In his 1853 novel Ange Pitou, Alexandre Dumas attributes the quote to one of Marie Antoinette's favourites, the Duchess of Polignac.[citation needed]

Similar phrases[edit]

The Book of Jin, a 7th-century chronicle of the Chinese Jin Dynasty, reports that when Emperor Hui (259–307) of Western Jin was told that his people were starving because there was no rice, he said, "Why don't they eat porridge with (ground) meat?" (何不食肉糜), showing his unfitness.[15][16]

See also[edit]


  1. ^ Booth, Trudie Maria (2005). French Verbs and Idioms. University Press of America. p. 127. ISBN 978-0-7618-3194-5.
  2. ^ a b Fraser, Antonia (2002). Marie Antoinette: The Journey. Anchor. pp. xviii, 160. ISBN 978-0385489492.
  3. ^ Lever, Évelyne; Temerson, Catherine (2000). Marie-Antoinette: The Last Queen of France. St. Martin's Griffin. pp. 63–65. ISBN 978-0312283339.
  4. ^ Lanser, Susan S. (2003). "Eating Cake: The (Ab)uses of Marie-Antoinette". In Goodman, Dena; Kaiser, Thomas E. (eds.). Marie Antoinette: Writings on the Body of a Queen. Routledge. pp. 273–290. ISBN 978-0415933957.
  5. ^ Translated from Rousseau (trans. Angela Scholar), Jean-Jacques (2000). Confessions. New York: Oxford University Press. p. 262. Enfin je me rappelai le pis-aller d'une grande princesse à qui l'on disait que les paysans n'avaient pas de pain, et qui répondit : Qu'ils mangent de la brioche.
  6. ^ Johnson, Paul (1990). Intellectuals. New York: Harper & Row. pp. 17–18. ISBN 9780060916572. The 'facts' he so frankly admits often emerge, in the light of modern scholarship, to be inaccurate, distorted or non-existent.
  7. ^ Lady Antonia Fraser, Marie Antoinette: The Journey, p. 124.
  8. ^ Fraser, pp. 473–474.
  9. ^ This historical phenomenon is fully explored in Hunt, Lynn, ed. (1990). Eroticism and the Body Politic. The Johns Hopkins University Press. ISBN 978-0801840272. and Thomas, Chantal (2001). The Wicked Queen: The Origins of the Myth of Marie-Antoinette. Zone Books. ISBN 978-0942299403.
  10. ^ Fraser, pp. 254–255.
  11. ^ Campion-Vincent, Véronique & Shojaei Kawan, Christine, "Marie-Antoinette et son célèbre dire : deux scénographies et deux siècles de désordres, trois niveaux de communication et trois modes accusatoires", Annales historiques de la Révolution française, 2002, full text
  12. ^ Fraser, Marie Antoinette, pp. 284–285
  13. ^ Lettres De Marie-Antoinette (in French). Vol. 1. Nabu Press. 2012. p. 91. ISBN 978-1278509648.
  14. ^ "Let them eat cake". The Phrase Finder. Retrieved 18 September 2012.
  15. ^ Book of Jin, Volume 4
  16. ^ Tian Chi, quoted in Joshua A. Fogel, Peter Gue Zarrow, Imagining the People: Chinese Intellectuals and the Concept of Citizenship, 1890–1920, 1997, ISBN 0765600986, p. 173

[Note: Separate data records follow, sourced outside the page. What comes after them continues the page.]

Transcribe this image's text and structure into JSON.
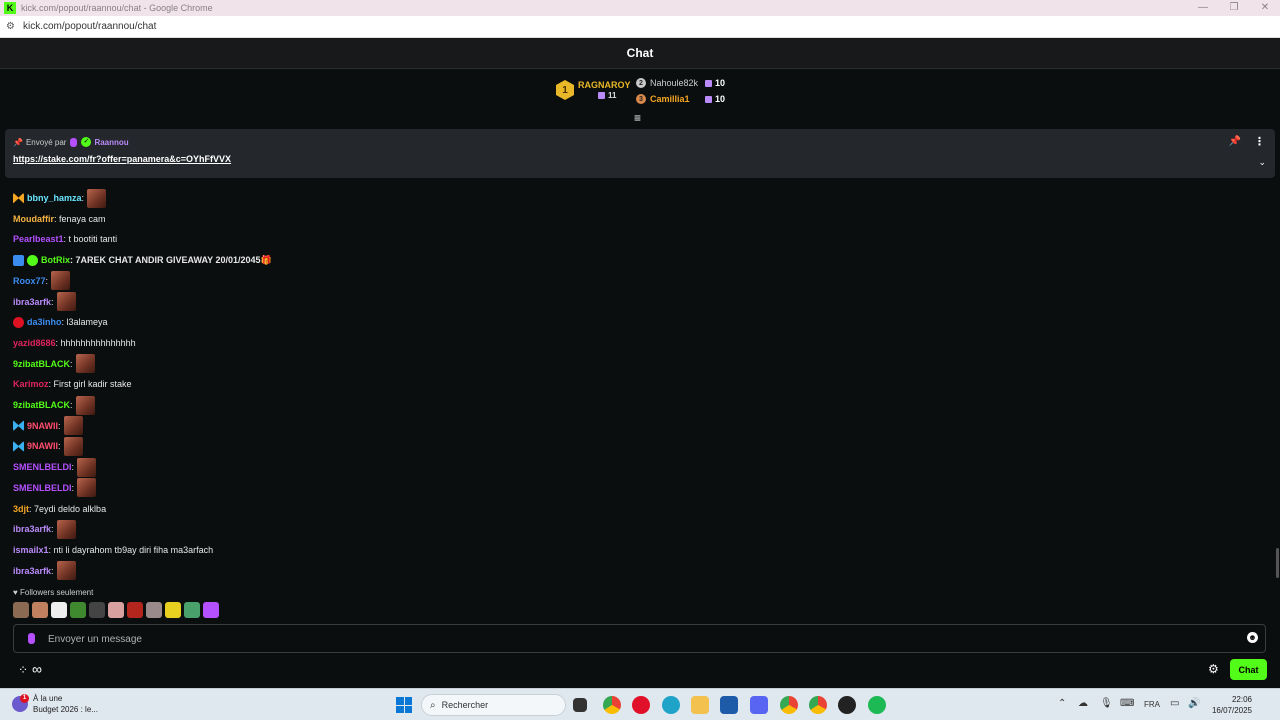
{
  "browser": {
    "title": "kick.com/popout/raannou/chat - Google Chrome",
    "url": "kick.com/popout/raannou/chat",
    "favicon_letter": "K"
  },
  "chat": {
    "header": "Chat",
    "leaderboard": {
      "first": {
        "rank": "1",
        "name": "RAGNAROY",
        "count": "11"
      },
      "others": [
        {
          "rank": "2",
          "name": "Nahoule82k",
          "count": "10"
        },
        {
          "rank": "3",
          "name": "Camillia1",
          "count": "10"
        }
      ]
    },
    "pinned": {
      "sent_by_label": "Envoyé par",
      "author": "Raannou",
      "link": "https://stake.com/fr?offer=panamera&c=OYhFfVVX"
    },
    "messages": [
      {
        "user": "bbny_hamza",
        "text": "",
        "emote": true,
        "color": "#6ae4ff",
        "badge": "butterfly-orange"
      },
      {
        "user": "Moudaffir",
        "text": ": fenaya cam",
        "emote": false,
        "color": "#f5b342",
        "badge": ""
      },
      {
        "user": "Pearlbeast1",
        "text": ": t bootiti tanti",
        "emote": false,
        "color": "#b450ff",
        "badge": ""
      },
      {
        "user": "BotRix",
        "text": ": 7AREK CHAT ANDIR GIVEAWAY 20/01/2045🎁",
        "emote": false,
        "color": "#53fc18",
        "badge": "bot"
      },
      {
        "user": "Roox77",
        "text": "",
        "emote": true,
        "color": "#3b8cf0",
        "badge": ""
      },
      {
        "user": "ibra3arfk",
        "text": "",
        "emote": true,
        "color": "#b98af9",
        "badge": ""
      },
      {
        "user": "da3inho",
        "text": ": l3alameya",
        "emote": false,
        "color": "#3b8cf0",
        "badge": "crab"
      },
      {
        "user": "yazid8686",
        "text": ": hhhhhhhhhhhhhhh",
        "emote": false,
        "color": "#e0245e",
        "badge": ""
      },
      {
        "user": "9zibatBLACK",
        "text": "",
        "emote": true,
        "color": "#53fc18",
        "badge": ""
      },
      {
        "user": "Karimoz",
        "text": ": First girl kadir stake",
        "emote": false,
        "color": "#e0245e",
        "badge": ""
      },
      {
        "user": "9zibatBLACK",
        "text": "",
        "emote": true,
        "color": "#53fc18",
        "badge": ""
      },
      {
        "user": "9NAWII",
        "text": "",
        "emote": true,
        "color": "#ff4d6d",
        "badge": "butterfly-blue"
      },
      {
        "user": "9NAWII",
        "text": "",
        "emote": true,
        "color": "#ff4d6d",
        "badge": "butterfly-blue"
      },
      {
        "user": "SMENLBELDI",
        "text": "",
        "emote": true,
        "color": "#b450ff",
        "badge": ""
      },
      {
        "user": "SMENLBELDI",
        "text": "",
        "emote": true,
        "color": "#b450ff",
        "badge": ""
      },
      {
        "user": "3djt",
        "text": ": 7eydi deldo alklba",
        "emote": false,
        "color": "#f5a623",
        "badge": ""
      },
      {
        "user": "ibra3arfk",
        "text": "",
        "emote": true,
        "color": "#b98af9",
        "badge": ""
      },
      {
        "user": "ismailx1",
        "text": ": nti li dayrahom tb9ay diri fiha ma3arfach",
        "emote": false,
        "color": "#b98af9",
        "badge": ""
      },
      {
        "user": "ibra3arfk",
        "text": "",
        "emote": true,
        "color": "#b98af9",
        "badge": ""
      }
    ],
    "followers_only": "Followers seulement",
    "input_placeholder": "Envoyer un message",
    "send_button": "Chat"
  },
  "taskbar": {
    "news_title": "À la une",
    "news_sub": "Budget 2026 : le...",
    "news_badge": "1",
    "search_placeholder": "Rechercher",
    "language": "FRA",
    "time": "22:06",
    "date": "16/07/2025"
  },
  "colors": {
    "kick_green": "#53fc18",
    "background": "#0b0e0f",
    "panel": "#24272c"
  }
}
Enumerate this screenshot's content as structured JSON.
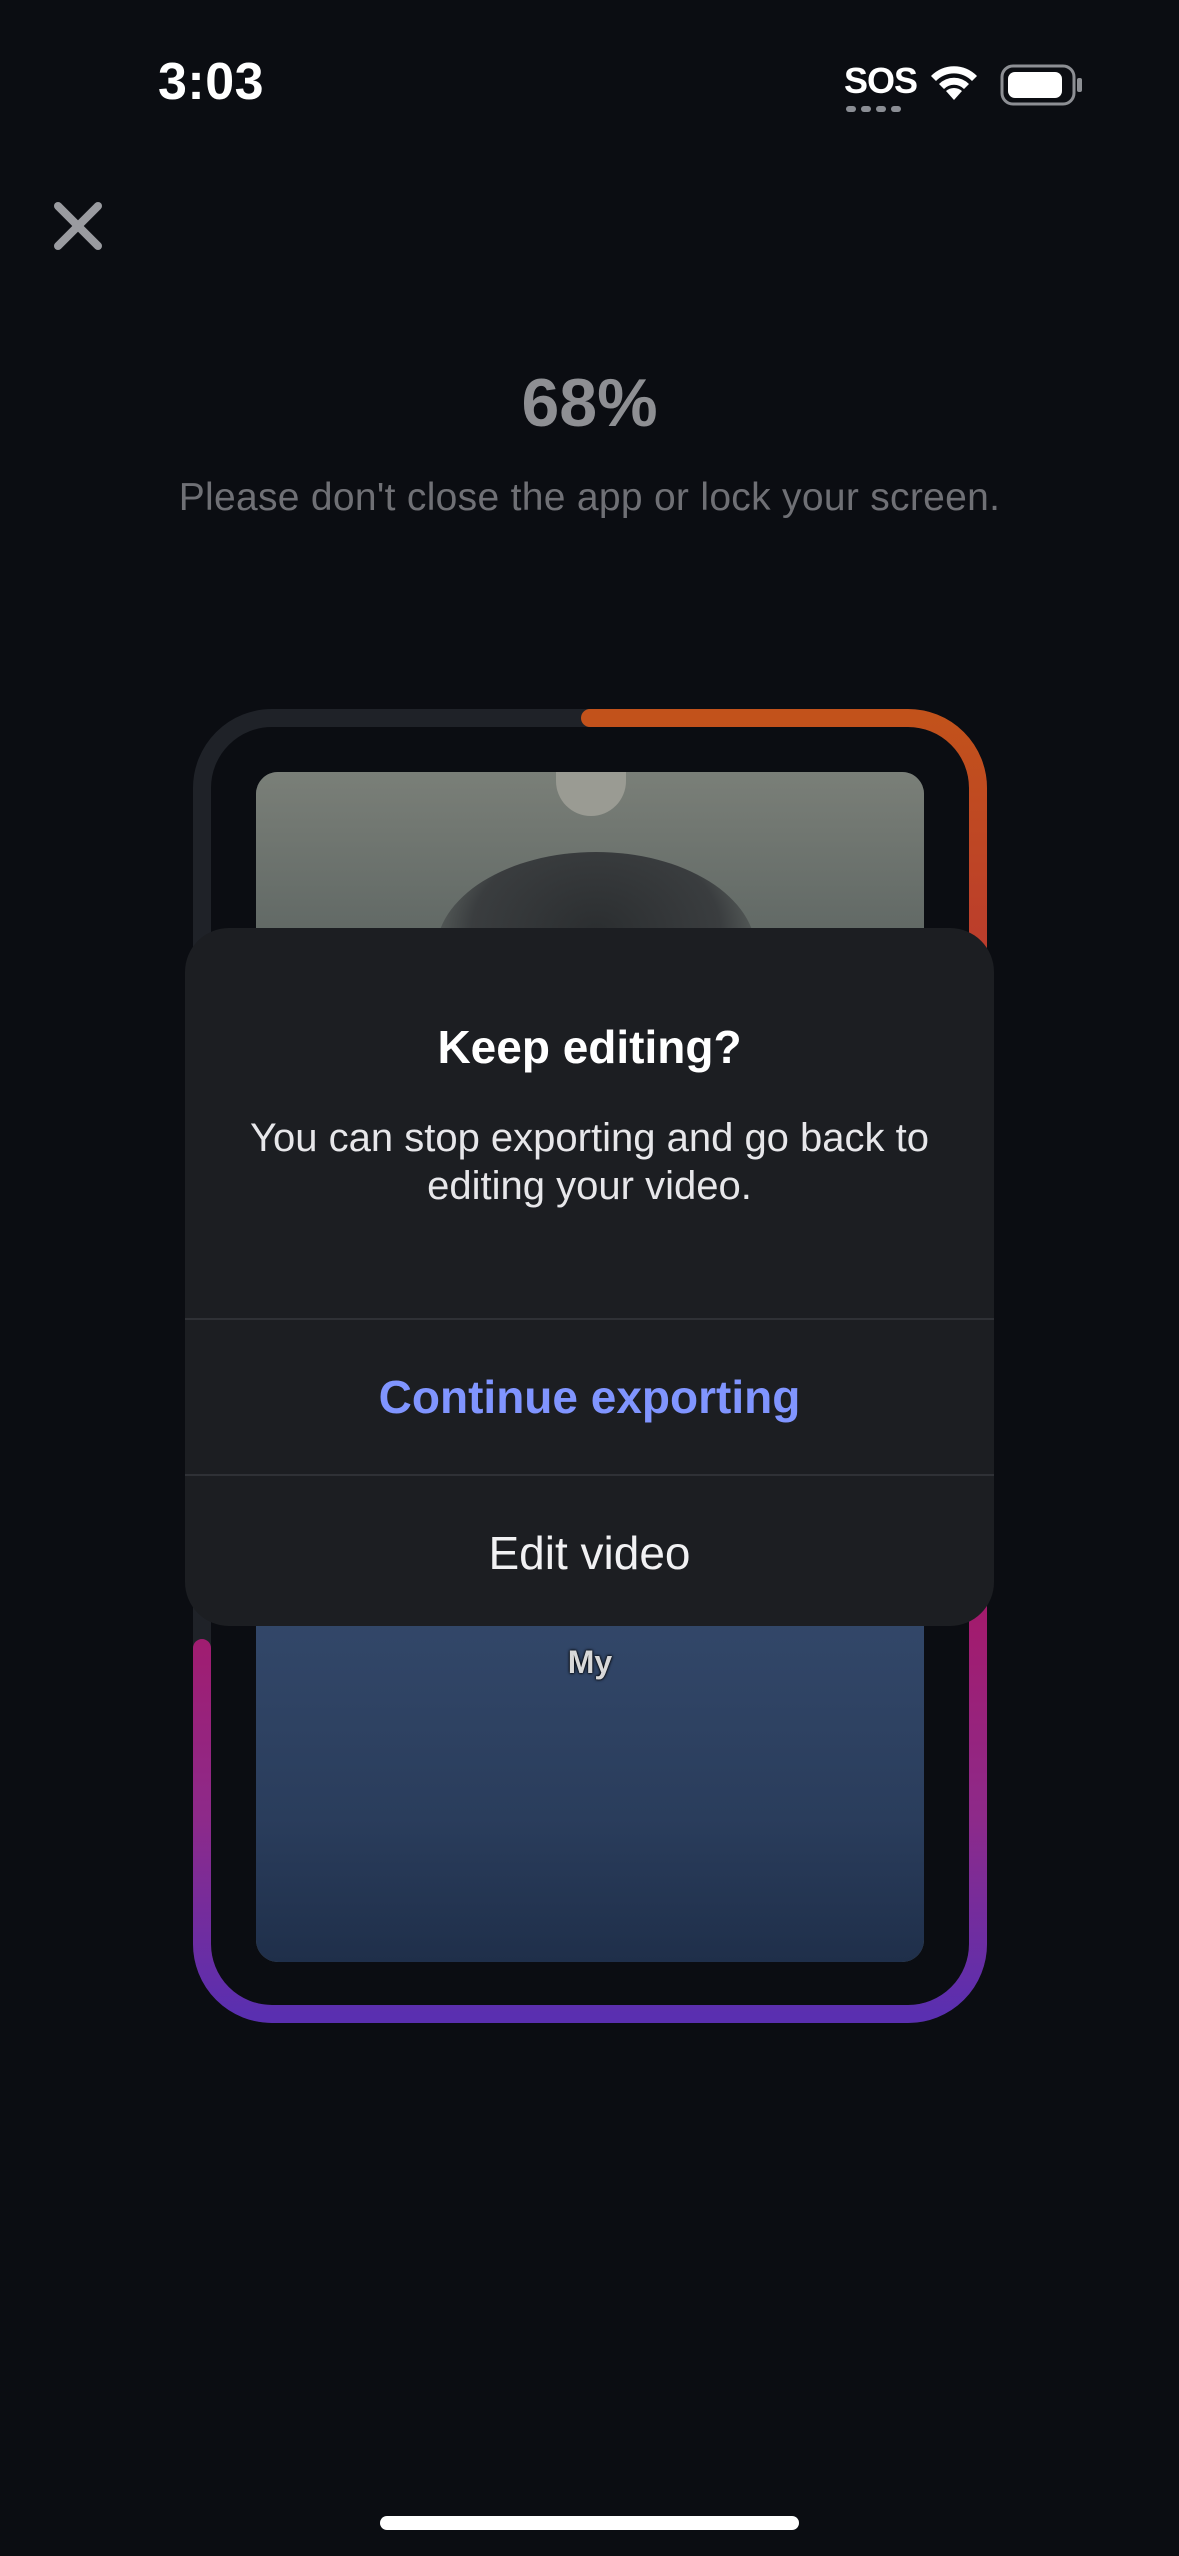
{
  "status_bar": {
    "time": "3:03",
    "sos_label": "SOS",
    "wifi_icon": "wifi-icon",
    "battery_icon": "battery-icon"
  },
  "export": {
    "close_icon": "close-icon",
    "percent": "68%",
    "progress": 0.68,
    "notice": "Please don't close the app or lock your screen.",
    "progress_colors": {
      "track": "#1f2228",
      "orange": "#c0531c",
      "pink": "#b0125c",
      "purple": "#5a2fb0"
    }
  },
  "preview": {
    "caption": "My"
  },
  "dialog": {
    "title": "Keep editing?",
    "body": "You can stop exporting and go back to editing your video.",
    "primary_button": "Continue exporting",
    "secondary_button": "Edit video",
    "primary_color": "#8095ff"
  }
}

a.^ In an earlier 1841 volume of Les Guêpes, a slightly different version of the famous phrase was quoted: "S’il n’y a pas de pain on mangera de la brioche".


  • Barker, Nancy N., Let Them Eat Cake: The Mythical Marie Antoinette and the French Revolution, Historian, Summer 1993, 55:4:709.
  • Campion-Vincent, Véronique and Shojaei Kawan, Christine, Marie-Antoinette et son célèbre dire : deux scénographies et deux siècles de désordres, trois niveaux de communication et trois modes accusatoires, Annales historiques de la Révolution française, 2002, p. 327